At present, there are approximately 120 workers from fourteen different Latin American countries serving with PMI in the Muslim world. A majority of those are Brazilian and around sixty Brazilians are serving with PMI in the Arab world. With a great commitment to evangelism, discipleship, and church planting, PMI is also quite holistic in its approach; and their workers are involved in sports ministry, medical care, and humanitarian work.
To learn more about PMI, visit the home pages for their Brazilian (Portuguese only) USA (English), and international (Spanish) offices.
Continuing a series of posts from my book Brazilian Evangelical Missions in the Arab World, let us consider the story of the first indigenous Brazilian missions organization
Missão Antioquia (Antioch Mission) excerpted from pp. 55-56:
In the midst of a charismatic renewal in the state of Paraná in the late 1960s, two young Presbyterian pastors, Jonathan Ferreira dos Santos and Décio de Azevedo, founded a Bible school. Preaching, prayer, healing, miracles, and holistic ministry to the surrounding communities characterized the school’s existence in this continual atmosphere of renewal. Though the school’s leadership was initially resistant to the idea of global missions, American missionary Barbara Burns and others who taught at the school were instrumental in sharing a global vision. As the community began to pray for the world, the first missionaries were sent to Portuguese-speaking Mozambique in the mid-1970s. Hence, not unlike the atmosphere of revival that first moved North Americans and others to Brazil in the mid-nineteenth century, revival within Brazil also pushed Brazilians to take
notice of the rest of the world.
In 1975, the school went one step farther and founded Missão Antioquia (Antioch Mission), Brazil’s first interdenominational and national missions organization. Azevedo was named the mission’s first president. In 1977, the mission opened a seminary and missionary training center in Paraná, which, along with the mission, moved to São Paulo in 1980.
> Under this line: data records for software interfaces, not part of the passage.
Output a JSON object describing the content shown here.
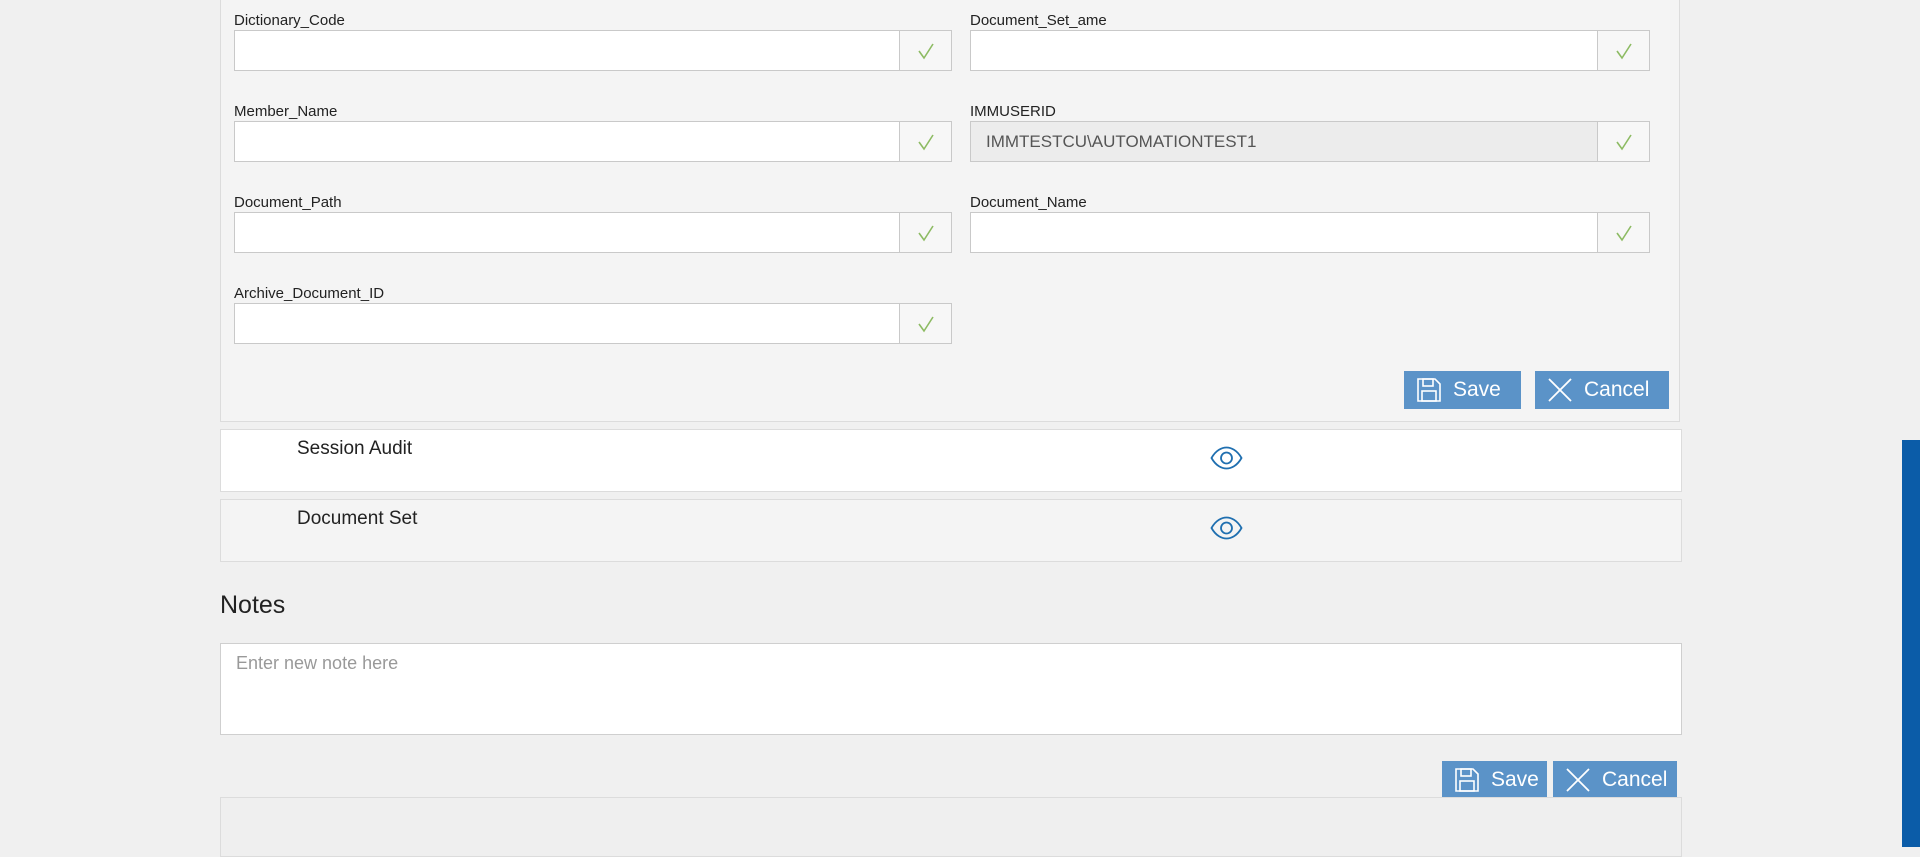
{
  "fields": [
    {
      "id": "dictionary-code",
      "label": "Dictionary_Code",
      "value": ""
    },
    {
      "id": "document-set-ame",
      "label": "Document_Set_ame",
      "value": ""
    },
    {
      "id": "member-name",
      "label": "Member_Name",
      "value": ""
    },
    {
      "id": "immuserid",
      "label": "IMMUSERID",
      "value": "IMMTESTCU\\AUTOMATIONTEST1"
    },
    {
      "id": "document-path",
      "label": "Document_Path",
      "value": ""
    },
    {
      "id": "document-name",
      "label": "Document_Name",
      "value": ""
    },
    {
      "id": "archive-document-id",
      "label": "Archive_Document_ID",
      "value": ""
    }
  ],
  "form_actions": {
    "save_label": "Save",
    "cancel_label": "Cancel"
  },
  "sections": [
    {
      "title": "Session Audit",
      "icon": "eye-icon"
    },
    {
      "title": "Document Set",
      "icon": "eye-icon"
    }
  ],
  "notes": {
    "heading": "Notes",
    "placeholder": "Enter new note here",
    "save_label": "Save",
    "cancel_label": "Cancel"
  },
  "icons": {
    "check": "check-icon",
    "save": "save-icon",
    "cancel": "close-icon",
    "view": "eye-icon"
  },
  "colors": {
    "button_bg": "#5b93c8",
    "check": "#8dbb63",
    "eye": "#1f6fb0",
    "scrollbar": "#0b5ca8",
    "page_bg": "#f0f0f0"
  }
}
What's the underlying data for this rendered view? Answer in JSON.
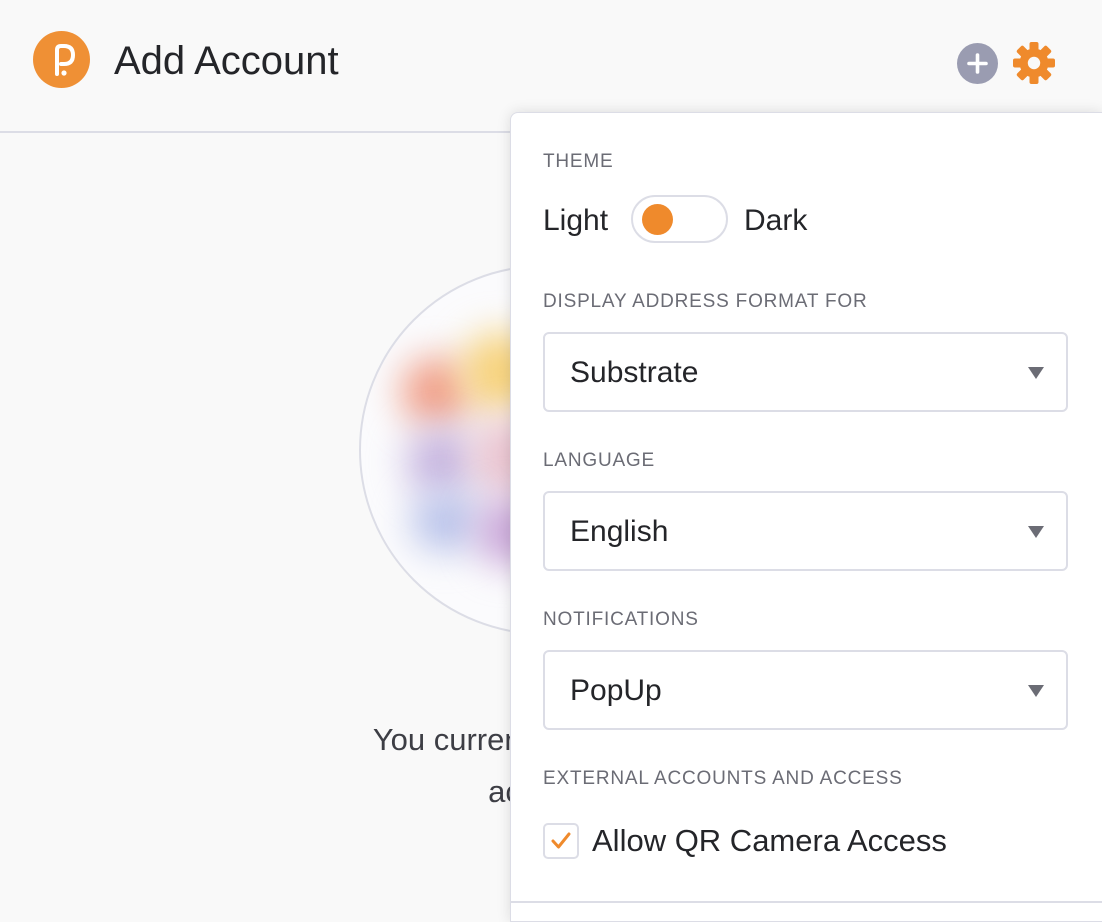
{
  "header": {
    "title": "Add Account",
    "logo_icon": "polkadot-logo-icon",
    "add_icon": "plus-circle-icon",
    "settings_icon": "gear-icon",
    "accent_color": "#ef9035"
  },
  "empty_state": {
    "line1": "You currently don't have a",
    "line2": "account t"
  },
  "settings_menu": {
    "theme": {
      "label": "THEME",
      "light_label": "Light",
      "dark_label": "Dark",
      "selected": "Light"
    },
    "address_format": {
      "label": "DISPLAY ADDRESS FORMAT FOR",
      "value": "Substrate"
    },
    "language": {
      "label": "LANGUAGE",
      "value": "English"
    },
    "notifications": {
      "label": "NOTIFICATIONS",
      "value": "PopUp"
    },
    "external": {
      "label": "EXTERNAL ACCOUNTS AND ACCESS",
      "camera_label": "Allow QR Camera Access",
      "camera_checked": true
    }
  }
}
Missão Antioquia currently has ninety-two Brazilian missionaries on the field in nineteen countries—four of which are serving in Arab countries in North Africa and the Middle East. According to their website, their primary areas of ministry include evangelism, discipleship, church planting, children’s ministry, community development, and sports ministry, among others. The mission has not only sent Brazilian workers overseas, but it has modeled a spirit of unity and partnership through initiating the Associação de Missões Transculturais Brasileiras (Association of Transcultural Missions Agencies).
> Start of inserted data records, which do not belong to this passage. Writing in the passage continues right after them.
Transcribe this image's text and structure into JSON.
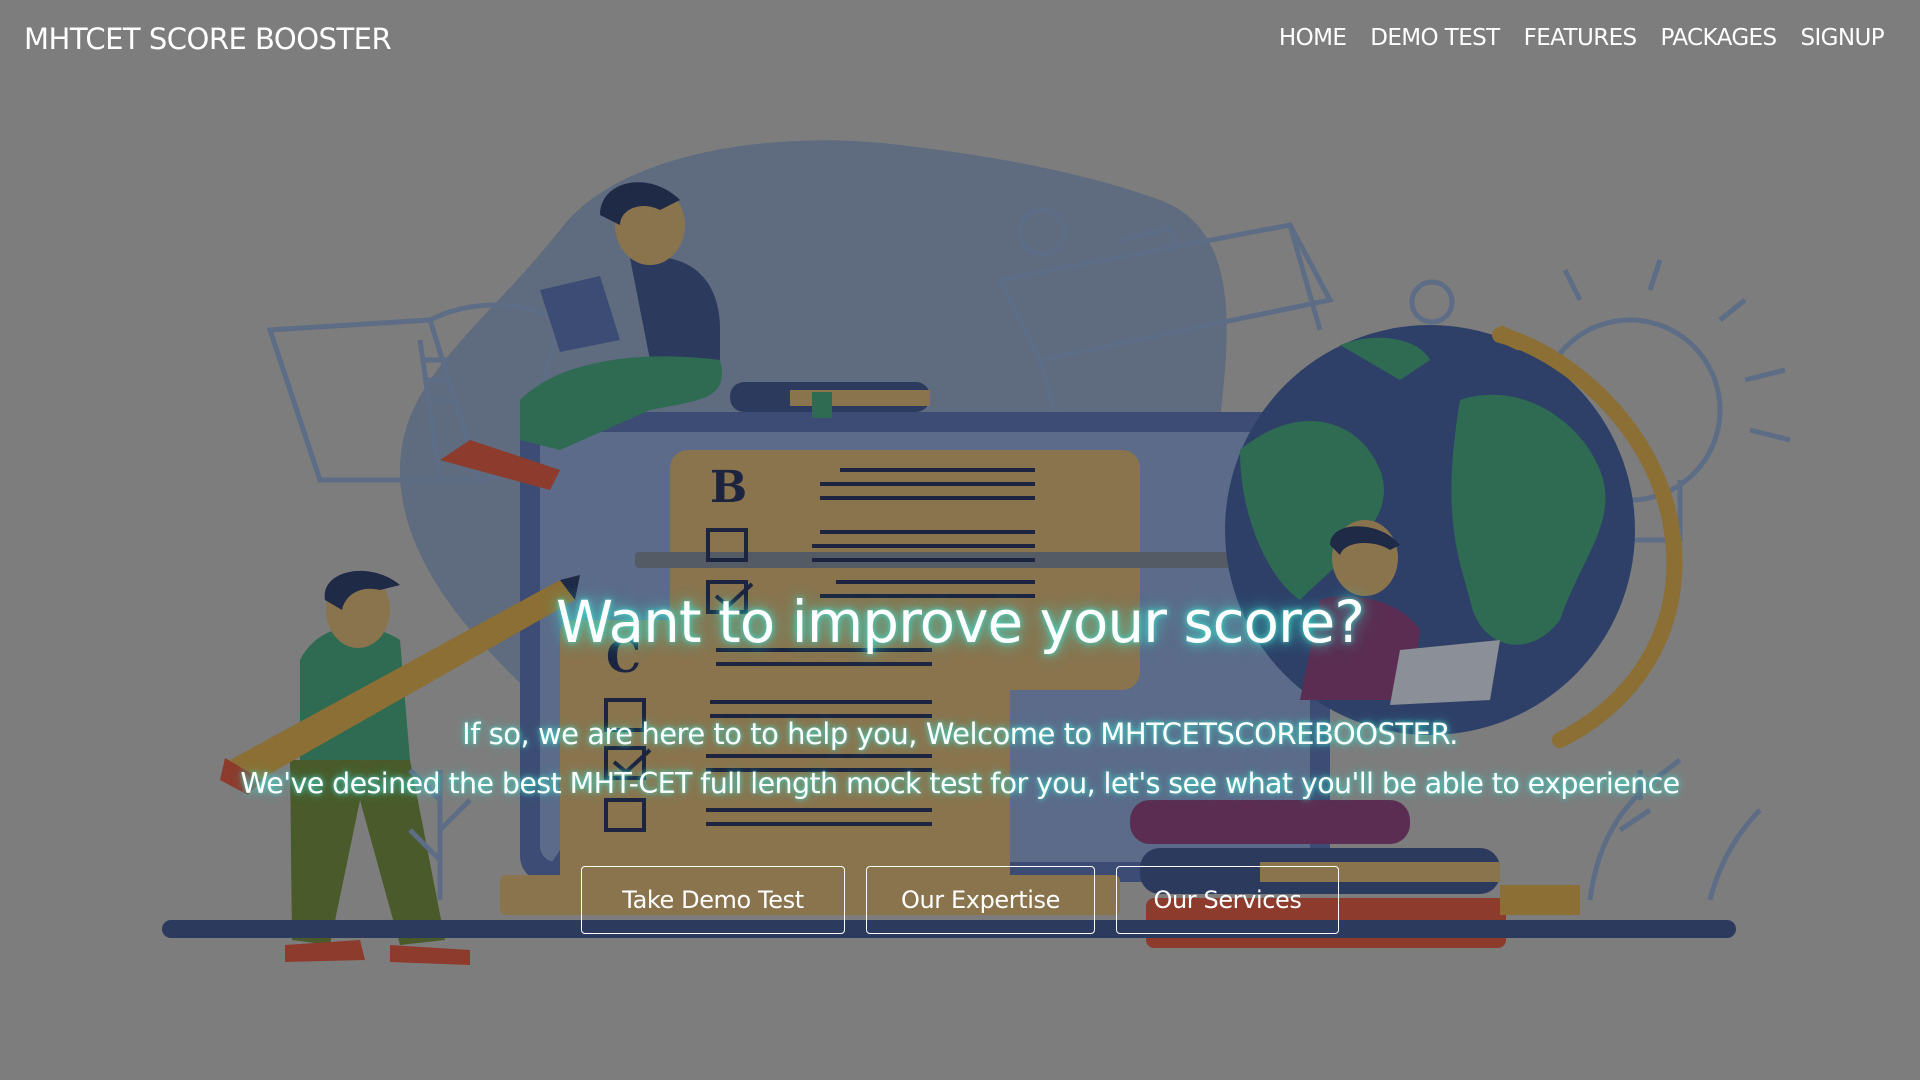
{
  "brand": {
    "name": "MHTCET SCORE BOOSTER"
  },
  "nav": {
    "items": [
      "HOME",
      "DEMO TEST",
      "FEATURES",
      "PACKAGES",
      "SIGNUP"
    ]
  },
  "hero": {
    "title": "Want to improve your score?",
    "subtitle_line1": "If so, we are here to to help you, Welcome to MHTCETSCOREBOOSTER.",
    "subtitle_line2": "We've desined the best MHT-CET full length mock test for you, let's see what you'll be able to experience",
    "buttons": {
      "demo": "Take Demo Test",
      "expertise": "Our Expertise",
      "services": "Our Services"
    }
  },
  "illustration": {
    "exam_sheet_letter_top": "B",
    "exam_sheet_letter_bottom": "C"
  },
  "colors": {
    "page_overlay": "#7d7d7d",
    "blob": "#5f6b7f",
    "navy": "#2c3a5e",
    "paper": "#8a744e",
    "green": "#2e6b52",
    "globe_ocean": "#2f4068",
    "globe_ring": "#8c6f34",
    "glow": "#40e0d0",
    "text": "#ffffff"
  }
}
To learn more about Missão Antioquia, visit their Portuguese only site HERE.